Since 9/11, more than 70,000 immigrants have become U.S. citizens while serving. One of them is Sergeant First Class Ramel Turic. A refugee from Bosnia’s civil war, Turic immigrated to America in his teens, joined the Army, and served three combat tours (one in Afghanistan and two in Iraq).
In 2006, after serving America for nearly six years, he became a U.S. citizen. Turic received numerous military awards and decorations. In 2010, he won the Bronze Star, the fourth highest combat award, for “heroic or meritorious achievement or service,” after taking part in every major battle in Afghanistan in which his brigade participated.
Non-citizens have fought for the U.S. in Iraq, too. Marine Sergeant Rafael Peralta was a scout team leader who lost his life on a search and destroy mission during Operation Phantom Fury in Fallujah in 2004. After being shot, Sgt. Peralta reached out to pull a grenade close to his body, absorbing the blast and shielding his fellow Marines. For his heroism, Peralta was posthumously awarded the Navy Cross, the military’s second highest award for valor.
The service of non-citizen service members is not without controversy.
Some claim that the U.S. military is involved in a kind of extortion as it dangles fast-track citizenship in front of non-citizens willing to fight on the front lines.
Others worry about the allegiances of non-citizens. As Mark Krikorian, executive director of the Center for Immigration Studies, has written, “Until an immigrant fully becomes one of us, how can we expect him to ‘bear true faith and allegiance’ to our Constitution, rather than his own?”
But allowing non-citizens to serve in the military does not imperil America’s greatness. Rather, our greatness depends on them. Without non-citizen soldiers, the military would fail to meet its recruitment goals, especially for specialists.
Most Americans believe, as President George W. Bush put it in a 2006 citizenship ceremony for three soldiers who had been seriously wounded in Iraq, that “if somebody’s willing to risk their lives for our country, they ought to be full participants in our country.”

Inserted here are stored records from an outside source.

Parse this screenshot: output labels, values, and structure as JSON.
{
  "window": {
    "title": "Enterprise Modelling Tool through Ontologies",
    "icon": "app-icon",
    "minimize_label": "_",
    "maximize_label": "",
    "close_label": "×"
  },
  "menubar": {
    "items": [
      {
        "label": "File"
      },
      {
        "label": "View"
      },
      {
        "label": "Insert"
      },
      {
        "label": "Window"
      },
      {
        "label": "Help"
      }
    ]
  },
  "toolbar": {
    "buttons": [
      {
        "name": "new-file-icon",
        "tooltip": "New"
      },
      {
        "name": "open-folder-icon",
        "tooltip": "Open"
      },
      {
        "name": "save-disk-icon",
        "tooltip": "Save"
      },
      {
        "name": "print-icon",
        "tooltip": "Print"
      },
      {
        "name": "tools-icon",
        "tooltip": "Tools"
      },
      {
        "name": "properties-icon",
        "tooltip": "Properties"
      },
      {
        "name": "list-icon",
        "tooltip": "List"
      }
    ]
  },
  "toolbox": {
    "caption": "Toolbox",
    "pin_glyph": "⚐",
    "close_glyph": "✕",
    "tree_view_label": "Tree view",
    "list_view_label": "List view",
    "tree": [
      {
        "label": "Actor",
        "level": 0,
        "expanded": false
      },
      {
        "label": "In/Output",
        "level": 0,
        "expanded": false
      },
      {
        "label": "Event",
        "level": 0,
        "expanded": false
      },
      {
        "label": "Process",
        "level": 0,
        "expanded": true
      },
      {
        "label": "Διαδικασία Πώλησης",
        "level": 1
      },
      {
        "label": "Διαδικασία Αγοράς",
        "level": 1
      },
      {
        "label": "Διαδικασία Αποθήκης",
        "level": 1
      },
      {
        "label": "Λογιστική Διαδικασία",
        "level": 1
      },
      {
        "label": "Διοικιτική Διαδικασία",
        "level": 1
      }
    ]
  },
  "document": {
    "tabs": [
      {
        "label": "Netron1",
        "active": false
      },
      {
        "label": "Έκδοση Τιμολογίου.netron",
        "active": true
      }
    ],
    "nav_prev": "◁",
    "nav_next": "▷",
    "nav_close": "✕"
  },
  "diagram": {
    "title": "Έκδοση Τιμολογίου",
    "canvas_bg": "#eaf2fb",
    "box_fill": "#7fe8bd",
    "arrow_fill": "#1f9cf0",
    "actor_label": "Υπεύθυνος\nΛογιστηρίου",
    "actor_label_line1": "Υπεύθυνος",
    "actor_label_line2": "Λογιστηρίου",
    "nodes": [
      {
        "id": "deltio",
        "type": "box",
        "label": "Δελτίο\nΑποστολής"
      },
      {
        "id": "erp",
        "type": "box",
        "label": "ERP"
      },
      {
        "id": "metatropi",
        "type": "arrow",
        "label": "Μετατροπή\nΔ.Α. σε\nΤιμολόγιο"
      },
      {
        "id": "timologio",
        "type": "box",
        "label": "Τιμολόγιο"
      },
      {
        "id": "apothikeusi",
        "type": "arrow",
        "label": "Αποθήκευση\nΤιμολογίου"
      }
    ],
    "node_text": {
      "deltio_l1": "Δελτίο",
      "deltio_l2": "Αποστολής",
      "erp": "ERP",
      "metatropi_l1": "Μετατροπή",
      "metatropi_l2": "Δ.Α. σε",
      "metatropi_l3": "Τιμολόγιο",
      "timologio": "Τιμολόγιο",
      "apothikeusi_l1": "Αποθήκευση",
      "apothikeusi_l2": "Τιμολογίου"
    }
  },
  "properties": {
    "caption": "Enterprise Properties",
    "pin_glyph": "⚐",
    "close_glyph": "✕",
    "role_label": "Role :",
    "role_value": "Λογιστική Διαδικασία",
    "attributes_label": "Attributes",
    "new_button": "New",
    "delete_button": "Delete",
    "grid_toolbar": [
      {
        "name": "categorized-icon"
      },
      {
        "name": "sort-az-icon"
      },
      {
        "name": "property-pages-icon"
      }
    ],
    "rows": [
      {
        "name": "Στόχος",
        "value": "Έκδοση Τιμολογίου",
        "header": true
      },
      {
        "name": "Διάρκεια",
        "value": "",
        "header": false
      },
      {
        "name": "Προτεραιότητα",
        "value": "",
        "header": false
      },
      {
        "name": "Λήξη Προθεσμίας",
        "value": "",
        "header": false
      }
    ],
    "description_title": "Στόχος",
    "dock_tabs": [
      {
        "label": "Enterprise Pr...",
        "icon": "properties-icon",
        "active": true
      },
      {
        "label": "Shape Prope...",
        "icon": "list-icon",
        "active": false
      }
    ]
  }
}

Or as U.S. Citizenship and Immigration Services director Emilio González put it in testimony to Congress in 2006:
The common bond that unites every soldier, sailor, airman, and Marine is a commitment to duty, honor, and country. Whether native born, naturalized, or not U.S. citizens at all, service members are unified not by a common heritage, race, religion or creed, but rather by this universal code that builds character, breeds conviction and encourages valor. The code has a way of superseding nationalities. The placement of foreign-born and native Soldiers together within a platoon, on a ship at sea, attached to an air squadron or a fire team, ensures that the only true measure of a fighting man or woman is their steadfast dedication to the mission and reverence for the chain of command. Under fire, all other considerations are irrelevant.
America’s non-citizen soldiers have performed most admirably under fire. More than 20 percent, 716, of the recipients of the Medal of Honor, the highest military honor, have been immigrants, many of them non-citizens. Non-citizen soldiers are likelier than citizen soldiers to complete their initial enlistment, which saves the Pentagon millions of dollars in training costs.
When contemplating America’s non-citizen soldiers, the inevitable question arises: Why do they fight?
The prospect of obtaining U.S. citizenship is surely a factor. In 2002, President Bush issued an executive order eliminating the mandatory three-year waiting period for active duty service members to petition for citizenship. That change, and others implemented since 9/11, makes military service one of the shortest paths to U.S. citizenship.
But most non-citizen soldiers are also motivated by gratitude—by a desire to give back to the country that has given them so much.
Non-citizen soldiers have served in every American war. And, sadly, some have even paid the ultimate price. With the ten year anniversary of our entry into Afghanistan, it is our duty to thank them—and all others—for their service.
Gary Bauer is president of American Values and chairman of Campaign for Working Families. Daniel Allott is senior writer at American Values.